It has been many years since the Lassie movies (showing my age here) and the demand for Rough Collies have declined to the point where it is difficult to find one (they are, in case you haven’t paid attention to my previous blogs, my favourite dog breed). Still, they made a huge impact as I often tell people my dog is a Rough Collie and I get blank stares until I say it is a Lassie Dog!

Please, Hollywood, be kind to us and don’t even think of remaking Lassie! These gentle dogs will not do well in rescue centres.

Any movie featuring a dog or cat leads to an increase in demand for them as pets (Babe was no exception, who knew pigs could be cuddly pets?).

People get this romantic picture of their ideal pet and immediately want one!

Hello! Garfield is a cartoon cat and does not actually exist – I’ve never come across a cat that craves lasagne! I love the cartoon and would really like to have a cat like Garfield – not going to happen, it is fantasy! Trust me, I’ve had a ginger cat – so not like Garfield.

I know some of these movies are based on real stories, but it has had the Hollywood treatment and has been romanticised.

Please people, get the difference between fantasy and reality.
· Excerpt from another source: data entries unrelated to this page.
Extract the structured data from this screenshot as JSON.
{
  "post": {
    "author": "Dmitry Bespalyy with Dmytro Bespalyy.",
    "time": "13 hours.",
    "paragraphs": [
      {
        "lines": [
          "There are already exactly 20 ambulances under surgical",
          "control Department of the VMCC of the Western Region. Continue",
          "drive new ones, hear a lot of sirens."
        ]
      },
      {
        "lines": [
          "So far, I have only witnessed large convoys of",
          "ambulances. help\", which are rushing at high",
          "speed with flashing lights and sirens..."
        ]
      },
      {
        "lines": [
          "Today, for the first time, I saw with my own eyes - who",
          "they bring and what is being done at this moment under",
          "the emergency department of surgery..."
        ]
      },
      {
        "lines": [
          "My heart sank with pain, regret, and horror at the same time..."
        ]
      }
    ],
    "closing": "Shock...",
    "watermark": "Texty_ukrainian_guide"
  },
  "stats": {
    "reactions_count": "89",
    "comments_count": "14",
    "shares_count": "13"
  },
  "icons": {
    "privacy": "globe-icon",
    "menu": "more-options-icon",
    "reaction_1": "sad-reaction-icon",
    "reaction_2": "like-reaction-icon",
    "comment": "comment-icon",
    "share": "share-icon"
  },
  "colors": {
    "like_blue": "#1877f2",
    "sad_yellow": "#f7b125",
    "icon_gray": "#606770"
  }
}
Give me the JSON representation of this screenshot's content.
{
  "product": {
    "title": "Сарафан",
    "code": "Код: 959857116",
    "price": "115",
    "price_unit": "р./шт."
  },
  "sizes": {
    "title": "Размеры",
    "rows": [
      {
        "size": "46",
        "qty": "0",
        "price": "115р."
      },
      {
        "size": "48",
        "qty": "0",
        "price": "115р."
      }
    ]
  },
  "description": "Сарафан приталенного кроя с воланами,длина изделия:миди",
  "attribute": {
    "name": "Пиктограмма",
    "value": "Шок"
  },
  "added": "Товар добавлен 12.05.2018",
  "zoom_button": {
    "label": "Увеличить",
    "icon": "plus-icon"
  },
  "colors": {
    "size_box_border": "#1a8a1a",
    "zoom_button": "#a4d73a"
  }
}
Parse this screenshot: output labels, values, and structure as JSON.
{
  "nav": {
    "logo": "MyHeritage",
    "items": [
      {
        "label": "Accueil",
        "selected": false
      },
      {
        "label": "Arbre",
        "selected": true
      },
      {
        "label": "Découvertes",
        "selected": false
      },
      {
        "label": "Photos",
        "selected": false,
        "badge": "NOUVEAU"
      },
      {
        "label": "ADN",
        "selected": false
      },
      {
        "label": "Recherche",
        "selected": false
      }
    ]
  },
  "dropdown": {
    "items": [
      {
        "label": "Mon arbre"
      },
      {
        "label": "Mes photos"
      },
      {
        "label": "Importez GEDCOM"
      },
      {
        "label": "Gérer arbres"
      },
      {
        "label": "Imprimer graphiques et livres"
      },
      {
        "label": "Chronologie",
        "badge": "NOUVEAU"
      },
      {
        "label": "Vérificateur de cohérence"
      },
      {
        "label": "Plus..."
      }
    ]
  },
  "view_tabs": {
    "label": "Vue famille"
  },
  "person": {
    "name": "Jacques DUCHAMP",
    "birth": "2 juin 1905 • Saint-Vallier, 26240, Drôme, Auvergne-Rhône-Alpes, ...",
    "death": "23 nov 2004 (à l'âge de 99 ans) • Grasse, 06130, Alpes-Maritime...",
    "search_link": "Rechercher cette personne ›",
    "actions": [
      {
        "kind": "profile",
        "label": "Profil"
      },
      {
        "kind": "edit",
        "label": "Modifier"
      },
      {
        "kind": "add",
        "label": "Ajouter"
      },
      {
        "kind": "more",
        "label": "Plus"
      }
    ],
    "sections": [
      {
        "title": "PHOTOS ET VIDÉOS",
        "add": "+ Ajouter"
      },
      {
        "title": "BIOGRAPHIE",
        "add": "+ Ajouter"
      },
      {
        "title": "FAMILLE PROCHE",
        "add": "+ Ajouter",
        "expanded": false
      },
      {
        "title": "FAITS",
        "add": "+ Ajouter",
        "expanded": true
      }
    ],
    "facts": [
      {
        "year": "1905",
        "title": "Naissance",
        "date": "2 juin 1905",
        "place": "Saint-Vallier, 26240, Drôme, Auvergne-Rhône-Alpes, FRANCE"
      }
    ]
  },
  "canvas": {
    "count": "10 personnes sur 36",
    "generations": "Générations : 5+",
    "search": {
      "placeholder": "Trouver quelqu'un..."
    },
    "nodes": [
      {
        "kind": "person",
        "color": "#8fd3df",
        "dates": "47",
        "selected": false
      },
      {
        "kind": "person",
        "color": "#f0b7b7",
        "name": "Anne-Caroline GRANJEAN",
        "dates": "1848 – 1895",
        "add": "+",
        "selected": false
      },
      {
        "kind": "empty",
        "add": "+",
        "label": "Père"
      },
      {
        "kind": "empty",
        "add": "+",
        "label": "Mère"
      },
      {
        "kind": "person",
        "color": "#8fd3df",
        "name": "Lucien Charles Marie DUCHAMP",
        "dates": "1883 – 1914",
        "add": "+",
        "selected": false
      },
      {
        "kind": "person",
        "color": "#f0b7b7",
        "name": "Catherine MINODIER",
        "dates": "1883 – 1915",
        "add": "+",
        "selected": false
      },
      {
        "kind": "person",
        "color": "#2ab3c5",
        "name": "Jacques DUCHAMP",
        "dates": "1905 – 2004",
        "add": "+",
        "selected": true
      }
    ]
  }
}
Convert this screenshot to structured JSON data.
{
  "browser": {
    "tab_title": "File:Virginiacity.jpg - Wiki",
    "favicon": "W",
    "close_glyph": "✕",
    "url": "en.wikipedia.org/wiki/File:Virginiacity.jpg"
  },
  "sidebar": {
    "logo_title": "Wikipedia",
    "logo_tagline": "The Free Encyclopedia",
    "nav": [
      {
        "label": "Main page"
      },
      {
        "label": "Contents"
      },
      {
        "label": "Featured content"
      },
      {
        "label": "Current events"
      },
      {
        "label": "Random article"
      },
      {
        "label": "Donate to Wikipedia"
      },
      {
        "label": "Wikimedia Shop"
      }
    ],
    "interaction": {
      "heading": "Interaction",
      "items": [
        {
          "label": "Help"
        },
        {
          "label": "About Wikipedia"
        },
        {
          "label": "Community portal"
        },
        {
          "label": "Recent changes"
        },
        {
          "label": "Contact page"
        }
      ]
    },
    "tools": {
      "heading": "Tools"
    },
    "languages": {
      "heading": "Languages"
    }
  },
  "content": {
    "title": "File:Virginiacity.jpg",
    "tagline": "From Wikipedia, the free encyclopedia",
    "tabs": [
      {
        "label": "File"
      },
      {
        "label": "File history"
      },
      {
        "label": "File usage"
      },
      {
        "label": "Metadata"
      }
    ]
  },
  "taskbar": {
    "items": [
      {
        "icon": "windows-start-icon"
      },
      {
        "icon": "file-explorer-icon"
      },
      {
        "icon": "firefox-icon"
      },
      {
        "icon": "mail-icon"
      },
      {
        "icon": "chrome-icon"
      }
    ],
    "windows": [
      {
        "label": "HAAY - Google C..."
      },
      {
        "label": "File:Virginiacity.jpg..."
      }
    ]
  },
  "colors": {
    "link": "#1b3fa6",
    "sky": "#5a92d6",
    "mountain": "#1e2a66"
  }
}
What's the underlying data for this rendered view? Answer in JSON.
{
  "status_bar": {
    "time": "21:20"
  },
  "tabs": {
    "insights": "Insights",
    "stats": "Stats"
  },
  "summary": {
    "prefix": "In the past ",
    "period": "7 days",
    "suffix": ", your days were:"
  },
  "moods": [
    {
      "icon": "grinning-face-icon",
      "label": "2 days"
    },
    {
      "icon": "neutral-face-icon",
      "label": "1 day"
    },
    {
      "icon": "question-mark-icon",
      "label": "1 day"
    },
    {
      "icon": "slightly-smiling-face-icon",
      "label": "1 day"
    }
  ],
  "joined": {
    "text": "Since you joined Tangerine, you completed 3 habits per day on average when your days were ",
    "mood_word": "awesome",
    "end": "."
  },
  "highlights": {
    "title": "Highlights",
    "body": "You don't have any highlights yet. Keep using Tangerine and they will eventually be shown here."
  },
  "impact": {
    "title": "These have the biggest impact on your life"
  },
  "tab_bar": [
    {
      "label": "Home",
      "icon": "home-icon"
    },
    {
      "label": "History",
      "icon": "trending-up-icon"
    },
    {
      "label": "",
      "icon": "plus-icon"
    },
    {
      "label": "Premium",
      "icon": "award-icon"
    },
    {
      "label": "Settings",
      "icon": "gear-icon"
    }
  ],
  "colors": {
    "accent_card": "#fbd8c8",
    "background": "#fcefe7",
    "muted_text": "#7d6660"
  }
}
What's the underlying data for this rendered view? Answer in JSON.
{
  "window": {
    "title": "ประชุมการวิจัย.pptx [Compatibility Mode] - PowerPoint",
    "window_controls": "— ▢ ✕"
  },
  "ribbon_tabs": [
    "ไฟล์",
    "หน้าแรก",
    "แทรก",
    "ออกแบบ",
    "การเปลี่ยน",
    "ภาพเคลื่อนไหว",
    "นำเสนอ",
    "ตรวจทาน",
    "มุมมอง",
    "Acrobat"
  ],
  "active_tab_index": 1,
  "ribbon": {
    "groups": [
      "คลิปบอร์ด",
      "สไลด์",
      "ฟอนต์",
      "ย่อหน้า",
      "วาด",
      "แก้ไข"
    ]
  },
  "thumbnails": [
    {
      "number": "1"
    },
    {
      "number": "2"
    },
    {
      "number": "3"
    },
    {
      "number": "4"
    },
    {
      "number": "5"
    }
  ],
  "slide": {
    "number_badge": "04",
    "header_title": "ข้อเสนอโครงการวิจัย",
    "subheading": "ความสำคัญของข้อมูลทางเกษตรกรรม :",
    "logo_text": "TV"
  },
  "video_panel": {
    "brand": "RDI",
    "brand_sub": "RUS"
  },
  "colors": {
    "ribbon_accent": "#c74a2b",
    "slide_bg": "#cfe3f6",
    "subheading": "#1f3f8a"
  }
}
It is only a movie and animals are not fashion items, to be discarded at the end of the season.

Never base the choice of a pet on a movie character, choose the animal that best suits you (or even better, you it).  Best of all, choose a senior cat or dog from your local rescue centre and give it a second chance!